At this point, the “greater fool” theory would seem applicable, as with any other asset bubble or popular fad. There’s a bell curve in play. The X-axis is time, and the Y-axis is the price (perceived market value) measured in terms of existing currencies. BTC peaked around $19,000 in December 2017.

Looking at a long-term graph of its dollar price from the beginning, it’s hard to believe BTC isn’t actually on the decline now. At 98% produced, and $9k per unit, I would feel like the last guy in on a “pump and dump” scheme. Since it’s very difficult for the common man to understand why BTC has value, it would seem difficult for it to become common currency.

People assume the dollar has value because it’s backed by the U.S. government’s authority (and land, military power, tradition, etc.); for BTC to surpass the dollar in common usage, wouldn’t the U.S. government have to abdicate its constitutional authority to create and regulate the national currency? Failing that, the political and economic powers will gravitate towards keeping the dollar – no matter how debased or inflated it becomes. I would feel more comfortable “hiding” in gold or silver.
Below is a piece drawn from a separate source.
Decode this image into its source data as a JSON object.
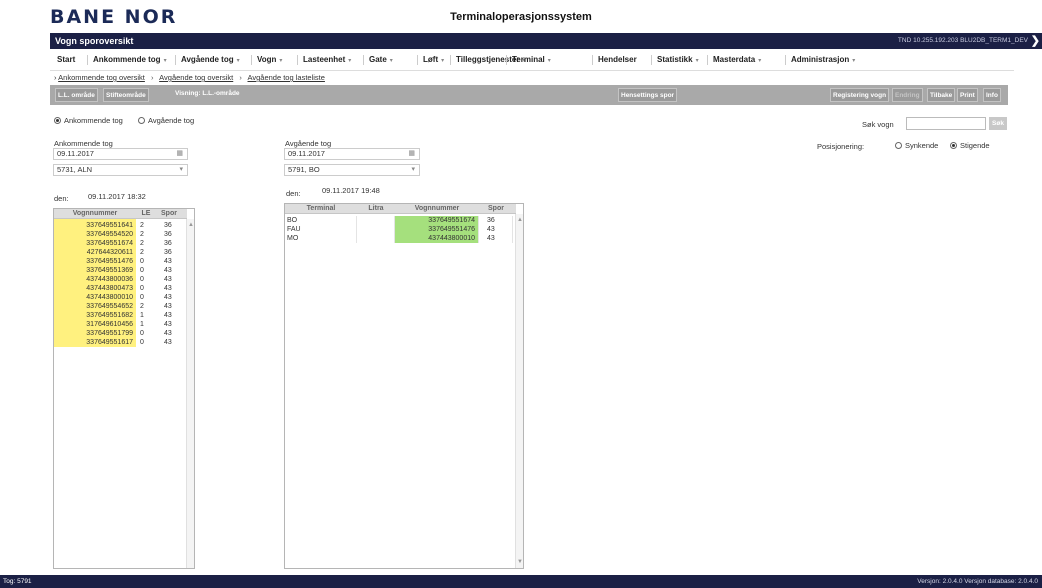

At least I can understand them.

I would change my opinion about BTC if someone could make me understand why it has intrinsic value, aside from being promoted by its fans.
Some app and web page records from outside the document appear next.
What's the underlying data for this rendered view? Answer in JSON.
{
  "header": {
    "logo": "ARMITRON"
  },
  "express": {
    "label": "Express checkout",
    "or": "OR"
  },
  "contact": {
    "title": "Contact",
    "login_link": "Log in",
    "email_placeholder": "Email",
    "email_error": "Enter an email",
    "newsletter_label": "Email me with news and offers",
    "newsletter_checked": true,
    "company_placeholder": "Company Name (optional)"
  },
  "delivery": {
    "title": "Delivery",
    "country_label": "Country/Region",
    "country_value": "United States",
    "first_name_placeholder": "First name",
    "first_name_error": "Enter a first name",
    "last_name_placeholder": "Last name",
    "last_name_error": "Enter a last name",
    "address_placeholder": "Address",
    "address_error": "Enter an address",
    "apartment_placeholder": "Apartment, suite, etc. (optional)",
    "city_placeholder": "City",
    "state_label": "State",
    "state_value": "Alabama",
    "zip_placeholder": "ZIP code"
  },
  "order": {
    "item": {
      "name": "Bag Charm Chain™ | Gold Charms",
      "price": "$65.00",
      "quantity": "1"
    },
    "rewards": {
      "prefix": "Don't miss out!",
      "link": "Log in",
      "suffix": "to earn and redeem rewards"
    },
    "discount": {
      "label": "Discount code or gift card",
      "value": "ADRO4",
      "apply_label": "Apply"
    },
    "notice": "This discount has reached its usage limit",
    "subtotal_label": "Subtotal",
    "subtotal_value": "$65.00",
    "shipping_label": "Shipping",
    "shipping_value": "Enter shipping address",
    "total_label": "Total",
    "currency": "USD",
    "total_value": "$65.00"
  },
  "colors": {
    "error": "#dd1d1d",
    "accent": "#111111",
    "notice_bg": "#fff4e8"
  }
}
– Julian

Alan shares his views on metals and politics…

My suspicion is that metals will break out during a downturn in the big indexes. Call it a hunch, because I don’t have much to back it up except for the persistence of gold on the rise.
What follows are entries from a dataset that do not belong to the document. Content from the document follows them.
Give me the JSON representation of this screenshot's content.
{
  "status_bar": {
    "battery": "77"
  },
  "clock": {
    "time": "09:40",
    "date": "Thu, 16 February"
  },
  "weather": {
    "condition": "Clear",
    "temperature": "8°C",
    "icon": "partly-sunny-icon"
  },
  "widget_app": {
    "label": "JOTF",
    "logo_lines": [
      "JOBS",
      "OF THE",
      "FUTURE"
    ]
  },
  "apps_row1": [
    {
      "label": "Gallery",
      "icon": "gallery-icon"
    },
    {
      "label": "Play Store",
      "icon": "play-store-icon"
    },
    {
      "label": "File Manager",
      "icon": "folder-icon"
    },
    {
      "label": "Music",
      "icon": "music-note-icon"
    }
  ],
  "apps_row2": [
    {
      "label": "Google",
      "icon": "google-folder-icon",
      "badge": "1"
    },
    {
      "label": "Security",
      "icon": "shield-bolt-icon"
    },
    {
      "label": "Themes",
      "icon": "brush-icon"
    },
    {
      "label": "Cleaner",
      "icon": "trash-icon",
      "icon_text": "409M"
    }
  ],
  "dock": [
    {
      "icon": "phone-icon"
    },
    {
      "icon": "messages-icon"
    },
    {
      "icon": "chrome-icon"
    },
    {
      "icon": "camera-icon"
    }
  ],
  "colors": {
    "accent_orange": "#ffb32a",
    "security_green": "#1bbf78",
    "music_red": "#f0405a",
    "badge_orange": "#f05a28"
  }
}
My sources say we’re entering a period of negative growth and, yet, inflationary forces are showing up. The commodity indexes have pretty much reached a huge bottom. One would think it can’t go much lower as it’s currently extreme on a long-term basis.

Certainly gold is ready to break out in a long-term chart. Speaking with my gold supplier of U.S. gold coins, he has almost nothing left for sale and premiums are up significantly. I’ve also read the U.S. Mint isn’t supplying gold until the end of the year.

Other sources say gold in its physical form is drying up. Another factor is that gold is at new highs in most other currencies. So, my read is that society is losing confidence in the Fed and other central banks, and they’re buying gold as insurance.

Look, the central bank’s games are absolutely ridiculous. Just constantly keeping rates down is simply a one-world government game. Politicians are in trouble, and their distortion of money is bad for businesses and society in general. The whole idea of wealth-effect was nothing more than a policy that takes care of those who give big political donations and line each other’s pockets.

Of course, governments are in big trouble because they have not produced decent results for the bulk of the population, and the wealth disparity continues to grow. Economically, it seems government is trying to do the stupidest things they can.

What about me? I’d like to make a solid, significant return on my savings, without going into heavy-risk assets when the stock market is at all-time highs. I’m retired, so I don’t want to bet on risky assets. Governments are creating maximum instability. So, gold seems likely to draw a big following as all governments – and central banks – are doing the same stupid moves.

– Alan

And Jeff Clark Trader subscribers thank Jeff for his trading advice…

Thank you, Jeff, for this week’s analysis of the gold indicators. I do appreciate them very much and find them very useful to me in addition to all your analyses in Jeff Clark Trader, to which I’m a lifetime subscriber.

I don’t trade options because I’m retired and scared of them. Strange, no? But I still like to read about your opinions and recommendations. I think you’re prudent, which is reassuring to me.

– Bertrane

Just wanted to send you a quick note of encouragement to let you know that your articles, commentaries, and posts are valuable in times like these, more than ever. My point of view is very much on the same side as yours – that we’re on the verge of a drop in the markets that will come “out of nowhere.” Thank you for all you do!

– Cornel

Thank you, as always, for your thoughtful comments. We look forward to reading them every day. Keep them coming at [email protected].